Problem requirements: All entries need to be written out verbatim, with pictures omitted.

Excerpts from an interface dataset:
══════════

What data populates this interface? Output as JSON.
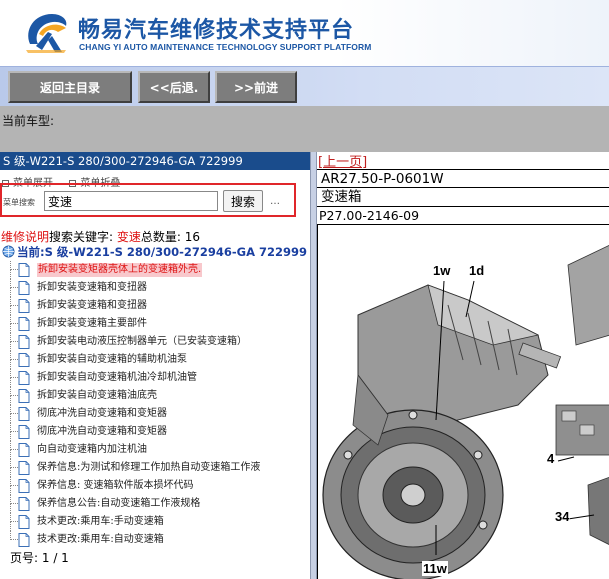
{
  "header": {
    "title_cn": "畅易汽车维修技术支持平台",
    "title_en": "CHANG YI AUTO MAINTENANCE TECHNOLOGY SUPPORT PLATFORM",
    "logo": "cy-logo-icon"
  },
  "nav": {
    "home_label": "返回主目录",
    "back_label": "<<后退.",
    "forward_label": ">>前进"
  },
  "model_row": {
    "label": "当前车型:"
  },
  "left_panel": {
    "model_title": "S 级-W221-S 280/300-272946-GA 722999",
    "expand_label": "菜单展开",
    "collapse_label": "菜单折叠",
    "search_label": "菜单搜索",
    "search_value": "变速",
    "search_button": "搜索",
    "search_more": "…",
    "result": {
      "prefix": "维修说明",
      "keyword_label": "搜索关键字:",
      "keyword": "变速",
      "count_label": "总数量:",
      "count": "16"
    },
    "tree_root": "当前:S 级-W221-S 280/300-272946-GA 722999",
    "items": [
      "拆卸安装变矩器壳体上的变速箱外壳.",
      "拆卸安装变速箱和变扭器",
      "拆卸安装变速箱和变扭器",
      "拆卸安装变速箱主要部件",
      "拆卸安装电动液压控制器单元（已安装变速箱）",
      "拆卸安装自动变速箱的辅助机油泵",
      "拆卸安装自动变速箱机油冷却机油管",
      "拆卸安装自动变速箱油底壳",
      "彻底冲洗自动变速箱和变矩器",
      "彻底冲洗自动变速箱和变矩器",
      "向自动变速箱内加注机油",
      "保养信息:为测试和修理工作加热自动变速箱工作液",
      "保养信息: 变速箱软件版本损坏代码",
      "保养信息公告:自动变速箱工作液规格",
      "技术更改:乘用车:手动变速箱",
      "技术更改:乘用车:自动变速箱"
    ],
    "pager": {
      "label": "页号:",
      "value": "1 / 1"
    }
  },
  "right_panel": {
    "prev_link": "[上一页]",
    "doc_code": "AR27.50-P-0601W",
    "doc_title": "变速箱",
    "fig_code": "P27.00-2146-09",
    "callouts": [
      "1w",
      "1d",
      "4",
      "34",
      "11w"
    ]
  },
  "colors": {
    "brand_blue": "#1c57a5",
    "model_title_bg": "#1a4c8c",
    "highlight_red": "#d11",
    "search_outline": "#e0262a"
  }
}
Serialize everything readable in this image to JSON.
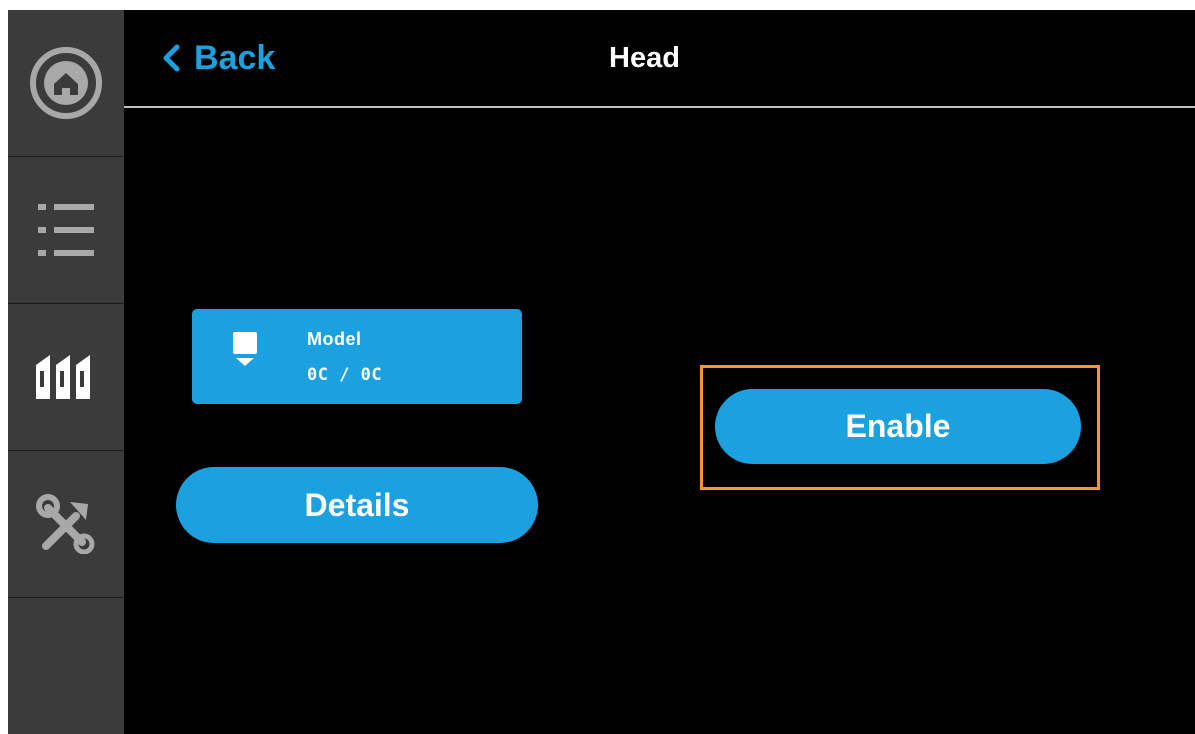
{
  "sidebar": {
    "items": [
      {
        "icon": "home-icon"
      },
      {
        "icon": "list-icon"
      },
      {
        "icon": "material-spools-icon"
      },
      {
        "icon": "tools-icon"
      }
    ]
  },
  "header": {
    "back_label": "Back",
    "back_icon": "chevron-left-icon",
    "title": "Head"
  },
  "head_card": {
    "icon": "print-head-icon",
    "model": "Model",
    "temperature": "0C / 0C"
  },
  "buttons": {
    "details": "Details",
    "enable": "Enable"
  },
  "colors": {
    "accent": "#1ba0e0",
    "sidebar": "#3b3b3b",
    "background": "#000000",
    "highlight": "#f7952e"
  }
}
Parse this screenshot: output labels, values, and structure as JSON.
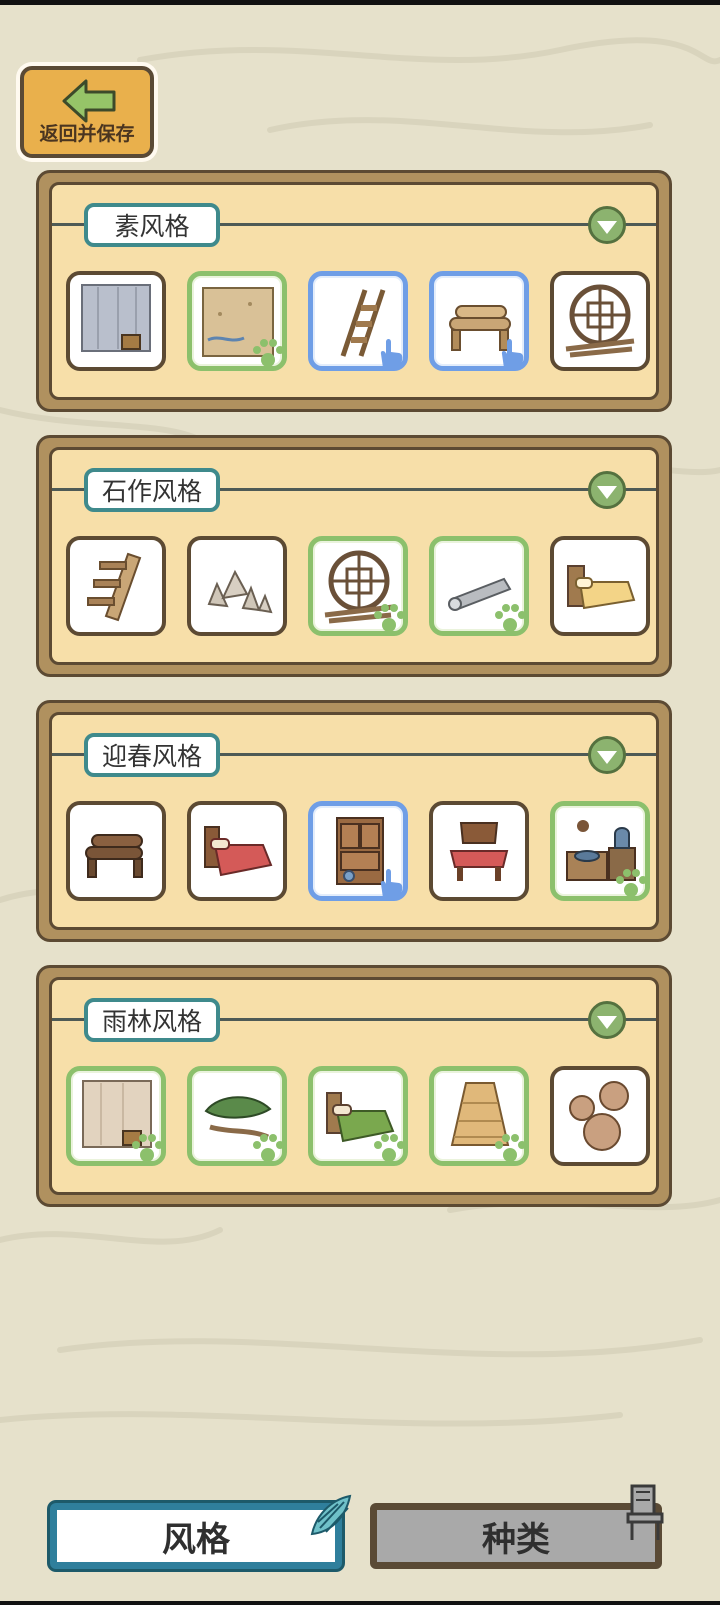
{
  "back_button": {
    "label": "返回并保存",
    "icon": "left-arrow-icon"
  },
  "panels": [
    {
      "title": "素风格",
      "items": [
        {
          "name": "grey-curtain-with-bucket",
          "state": "normal"
        },
        {
          "name": "straw-mat",
          "state": "owned"
        },
        {
          "name": "wooden-ladder",
          "state": "selected"
        },
        {
          "name": "log-bench",
          "state": "selected"
        },
        {
          "name": "round-lattice-window",
          "state": "normal"
        }
      ]
    },
    {
      "title": "石作风格",
      "items": [
        {
          "name": "wooden-stairs",
          "state": "normal"
        },
        {
          "name": "stone-pile",
          "state": "normal"
        },
        {
          "name": "round-lattice-window",
          "state": "owned"
        },
        {
          "name": "rolled-rug",
          "state": "owned"
        },
        {
          "name": "yellow-bed",
          "state": "normal"
        }
      ]
    },
    {
      "title": "迎春风格",
      "items": [
        {
          "name": "log-stack",
          "state": "normal"
        },
        {
          "name": "red-bed",
          "state": "normal"
        },
        {
          "name": "wooden-cabinet",
          "state": "selected"
        },
        {
          "name": "red-cushion-chair",
          "state": "normal"
        },
        {
          "name": "stove-with-kettle",
          "state": "owned"
        }
      ]
    },
    {
      "title": "雨林风格",
      "items": [
        {
          "name": "beige-curtain-with-bucket",
          "state": "owned"
        },
        {
          "name": "leaf-hammock",
          "state": "owned"
        },
        {
          "name": "green-bed",
          "state": "owned"
        },
        {
          "name": "woven-basket",
          "state": "owned"
        },
        {
          "name": "wood-slices",
          "state": "normal"
        }
      ]
    }
  ],
  "tabs": {
    "style_label": "风格",
    "kind_label": "种类",
    "active": "风格"
  },
  "colors": {
    "owned_border": "#8cc06c",
    "selected_border": "#6f9ee6",
    "panel_frame": "#b0915f",
    "panel_fill": "#f7dfa9"
  }
}
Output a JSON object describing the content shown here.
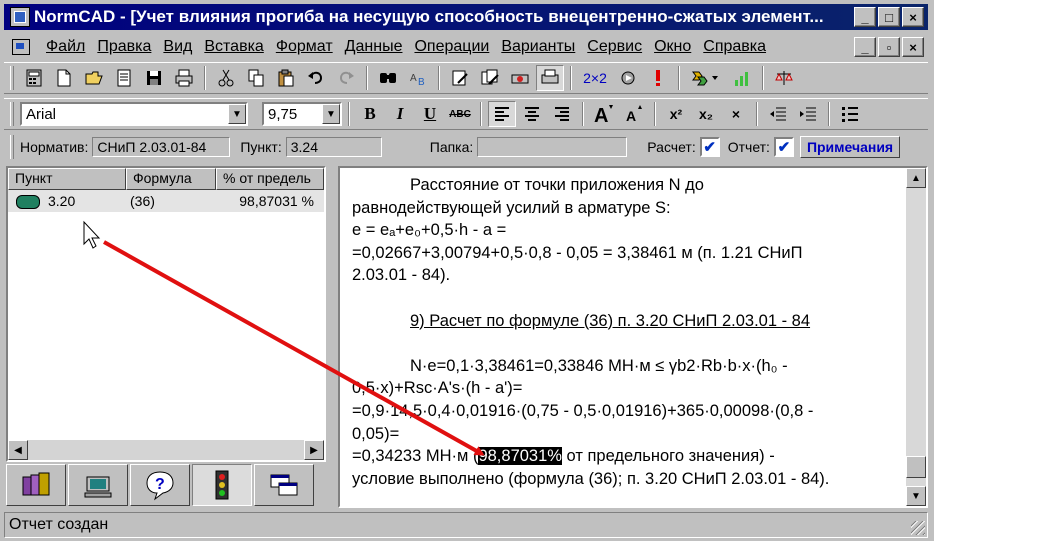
{
  "window": {
    "title": "NormCAD - [Учет влияния прогиба на несущую способность внецентренно-сжатых элемент...",
    "caption_min": "_",
    "caption_max": "□",
    "caption_close": "×"
  },
  "menu": {
    "items": [
      "Файл",
      "Правка",
      "Вид",
      "Вставка",
      "Формат",
      "Данные",
      "Операции",
      "Варианты",
      "Сервис",
      "Окно",
      "Справка"
    ],
    "mdi_min": "_",
    "mdi_restore": "▫",
    "mdi_close": "×"
  },
  "toolbar1": {
    "zoom_label": "2×2"
  },
  "toolbar2": {
    "font_name": "Arial",
    "font_size": "9,75",
    "bold": "B",
    "italic": "I",
    "underline": "U",
    "strike": "ABC",
    "superscript": "x²",
    "subscript": "x₂",
    "clear": "×"
  },
  "info": {
    "norm_label": "Норматив:",
    "norm_value": "СНиП 2.03.01-84",
    "point_label": "Пункт:",
    "point_value": "3.24",
    "folder_label": "Папка:",
    "folder_value": "",
    "calc_label": "Расчет:",
    "report_label": "Отчет:",
    "notes_button": "Примечания"
  },
  "left_panel": {
    "columns": [
      "Пункт",
      "Формула",
      "% от предель"
    ],
    "rows": [
      {
        "point": "3.20",
        "formula": "(36)",
        "percent": "98,87031 %"
      }
    ]
  },
  "document": {
    "lines": [
      "Расстояние от точки приложения N до",
      "равнодействующей усилий в арматуре S:",
      "e = eₐ+e₀+0,5·h - a =",
      "=0,02667+3,00794+0,5·0,8 - 0,05 = 3,38461 м (п. 1.21 СНиП",
      "2.03.01 - 84).",
      "",
      "9) Расчет по формуле (36) п. 3.20 СНиП 2.03.01 - 84",
      "",
      "N·e=0,1·3,38461=0,33846 МН·м ≤ γb2·Rb·b·x·(h₀ -",
      "0,5·x)+Rsc·A's·(h - a')=",
      "=0,9·14,5·0,4·0,01916·(0,75 - 0,5·0,01916)+365·0,00098·(0,8 -",
      "0,05)=",
      "=0,34233 МН·м (",
      "условие выполнено (формула (36); п. 3.20 СНиП 2.03.01 - 84)."
    ],
    "highlight": "98,87031%",
    "after_highlight": " от предельного значения)  -"
  },
  "status": {
    "text": "Отчет создан"
  },
  "colors": {
    "title_bar": "#000080",
    "annotation_arrow": "#e01010",
    "window_face": "#c0c0c0"
  }
}
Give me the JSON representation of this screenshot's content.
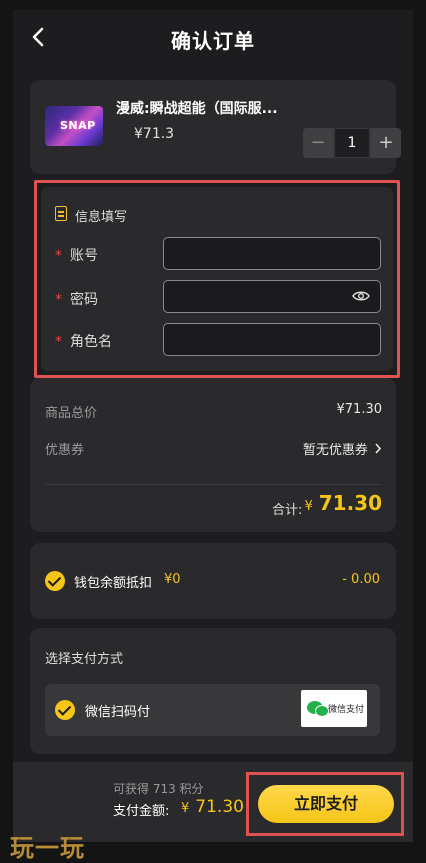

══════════

Result:
What data populates this interface? Output as JSON.
{
  "header": {
    "title_cn": "畅易汽车维修技术支持平台",
    "title_en": "CHANG YI AUTO MAINTENANCE TECHNOLOGY SUPPORT PLATFORM",
    "logo": "cy-logo-icon"
  },
  "nav": {
    "home_label": "返回主目录",
    "back_label": "<<后退.",
    "forward_label": ">>前进"
  },
  "model_row": {
    "label": "当前车型:"
  },
  "left_panel": {
    "model_title": "S 级-W221-S 280/300-272946-GA 722999",
    "expand_label": "菜单展开",
    "collapse_label": "菜单折叠",
    "search_label": "菜单搜索",
    "search_value": "变速",
    "search_button": "搜索",
    "search_more": "…",
    "result": {
      "prefix": "维修说明",
      "keyword_label": "搜索关键字:",
      "keyword": "变速",
      "count_label": "总数量:",
      "count": "16"
    },
    "tree_root": "当前:S 级-W221-S 280/300-272946-GA 722999",
    "items": [
      "拆卸安装变矩器壳体上的变速箱外壳.",
      "拆卸安装变速箱和变扭器",
      "拆卸安装变速箱和变扭器",
      "拆卸安装变速箱主要部件",
      "拆卸安装电动液压控制器单元（已安装变速箱）",
      "拆卸安装自动变速箱的辅助机油泵",
      "拆卸安装自动变速箱机油冷却机油管",
      "拆卸安装自动变速箱油底壳",
      "彻底冲洗自动变速箱和变矩器",
      "彻底冲洗自动变速箱和变矩器",
      "向自动变速箱内加注机油",
      "保养信息:为测试和修理工作加热自动变速箱工作液",
      "保养信息: 变速箱软件版本损坏代码",
      "保养信息公告:自动变速箱工作液规格",
      "技术更改:乘用车:手动变速箱",
      "技术更改:乘用车:自动变速箱"
    ],
    "pager": {
      "label": "页号:",
      "value": "1 / 1"
    }
  },
  "right_panel": {
    "prev_link": "[上一页]",
    "doc_code": "AR27.50-P-0601W",
    "doc_title": "变速箱",
    "fig_code": "P27.00-2146-09",
    "callouts": [
      "1w",
      "1d",
      "4",
      "34",
      "11w"
    ]
  },
  "colors": {
    "brand_blue": "#1c57a5",
    "model_title_bg": "#1a4c8c",
    "highlight_red": "#d11",
    "search_outline": "#e0262a"
  }
}
Serialize everything readable in this image to JSON.
{
  "sidebar": {
    "items": [
      {
        "icon": "home-icon"
      },
      {
        "icon": "list-icon"
      },
      {
        "icon": "material-spools-icon"
      },
      {
        "icon": "tools-icon"
      }
    ]
  },
  "header": {
    "back_label": "Back",
    "back_icon": "chevron-left-icon",
    "title": "Head"
  },
  "head_card": {
    "icon": "print-head-icon",
    "model": "Model",
    "temperature": "0C / 0C"
  },
  "buttons": {
    "details": "Details",
    "enable": "Enable"
  },
  "colors": {
    "accent": "#1ba0e0",
    "sidebar": "#3b3b3b",
    "background": "#000000",
    "highlight": "#f7952e"
  }
}
Parse this screenshot: output labels, values, and structure as JSON.
{
  "back_button": {
    "label": "返回并保存",
    "icon": "left-arrow-icon"
  },
  "panels": [
    {
      "title": "素风格",
      "items": [
        {
          "name": "grey-curtain-with-bucket",
          "state": "normal"
        },
        {
          "name": "straw-mat",
          "state": "owned"
        },
        {
          "name": "wooden-ladder",
          "state": "selected"
        },
        {
          "name": "log-bench",
          "state": "selected"
        },
        {
          "name": "round-lattice-window",
          "state": "normal"
        }
      ]
    },
    {
      "title": "石作风格",
      "items": [
        {
          "name": "wooden-stairs",
          "state": "normal"
        },
        {
          "name": "stone-pile",
          "state": "normal"
        },
        {
          "name": "round-lattice-window",
          "state": "owned"
        },
        {
          "name": "rolled-rug",
          "state": "owned"
        },
        {
          "name": "yellow-bed",
          "state": "normal"
        }
      ]
    },
    {
      "title": "迎春风格",
      "items": [
        {
          "name": "log-stack",
          "state": "normal"
        },
        {
          "name": "red-bed",
          "state": "normal"
        },
        {
          "name": "wooden-cabinet",
          "state": "selected"
        },
        {
          "name": "red-cushion-chair",
          "state": "normal"
        },
        {
          "name": "stove-with-kettle",
          "state": "owned"
        }
      ]
    },
    {
      "title": "雨林风格",
      "items": [
        {
          "name": "beige-curtain-with-bucket",
          "state": "owned"
        },
        {
          "name": "leaf-hammock",
          "state": "owned"
        },
        {
          "name": "green-bed",
          "state": "owned"
        },
        {
          "name": "woven-basket",
          "state": "owned"
        },
        {
          "name": "wood-slices",
          "state": "normal"
        }
      ]
    }
  ],
  "tabs": {
    "style_label": "风格",
    "kind_label": "种类",
    "active": "风格"
  },
  "colors": {
    "owned_border": "#8cc06c",
    "selected_border": "#6f9ee6",
    "panel_frame": "#b0915f",
    "panel_fill": "#f7dfa9"
  }
}
Output a JSON object describing the content shown here.
{
  "window": {
    "title": "NormCAD - [Учет влияния прогиба на несущую способность внецентренно-сжатых элемент...",
    "caption_min": "_",
    "caption_max": "□",
    "caption_close": "×"
  },
  "menu": {
    "items": [
      "Файл",
      "Правка",
      "Вид",
      "Вставка",
      "Формат",
      "Данные",
      "Операции",
      "Варианты",
      "Сервис",
      "Окно",
      "Справка"
    ],
    "mdi_min": "_",
    "mdi_restore": "▫",
    "mdi_close": "×"
  },
  "toolbar1": {
    "zoom_label": "2×2"
  },
  "toolbar2": {
    "font_name": "Arial",
    "font_size": "9,75",
    "bold": "B",
    "italic": "I",
    "underline": "U",
    "strike": "ABC",
    "superscript": "x²",
    "subscript": "x₂",
    "clear": "×"
  },
  "info": {
    "norm_label": "Норматив:",
    "norm_value": "СНиП 2.03.01-84",
    "point_label": "Пункт:",
    "point_value": "3.24",
    "folder_label": "Папка:",
    "folder_value": "",
    "calc_label": "Расчет:",
    "report_label": "Отчет:",
    "notes_button": "Примечания"
  },
  "left_panel": {
    "columns": [
      "Пункт",
      "Формула",
      "% от предель"
    ],
    "rows": [
      {
        "point": "3.20",
        "formula": "(36)",
        "percent": "98,87031 %"
      }
    ]
  },
  "document": {
    "lines": [
      "Расстояние от точки приложения N до",
      "равнодействующей усилий в арматуре S:",
      "e = eₐ+e₀+0,5·h - a =",
      "=0,02667+3,00794+0,5·0,8 - 0,05 = 3,38461 м (п. 1.21 СНиП",
      "2.03.01 - 84).",
      "",
      "9) Расчет по формуле (36) п. 3.20 СНиП 2.03.01 - 84",
      "",
      "N·e=0,1·3,38461=0,33846 МН·м ≤ γb2·Rb·b·x·(h₀ -",
      "0,5·x)+Rsc·A's·(h - a')=",
      "=0,9·14,5·0,4·0,01916·(0,75 - 0,5·0,01916)+365·0,00098·(0,8 -",
      "0,05)=",
      "=0,34233 МН·м (",
      "условие выполнено (формула (36); п. 3.20 СНиП 2.03.01 - 84)."
    ],
    "highlight": "98,87031%",
    "after_highlight": " от предельного значения)  -"
  },
  "status": {
    "text": "Отчет создан"
  },
  "colors": {
    "title_bar": "#000080",
    "annotation_arrow": "#e01010",
    "window_face": "#c0c0c0"
  }
}
Give me the JSON representation of this screenshot's content.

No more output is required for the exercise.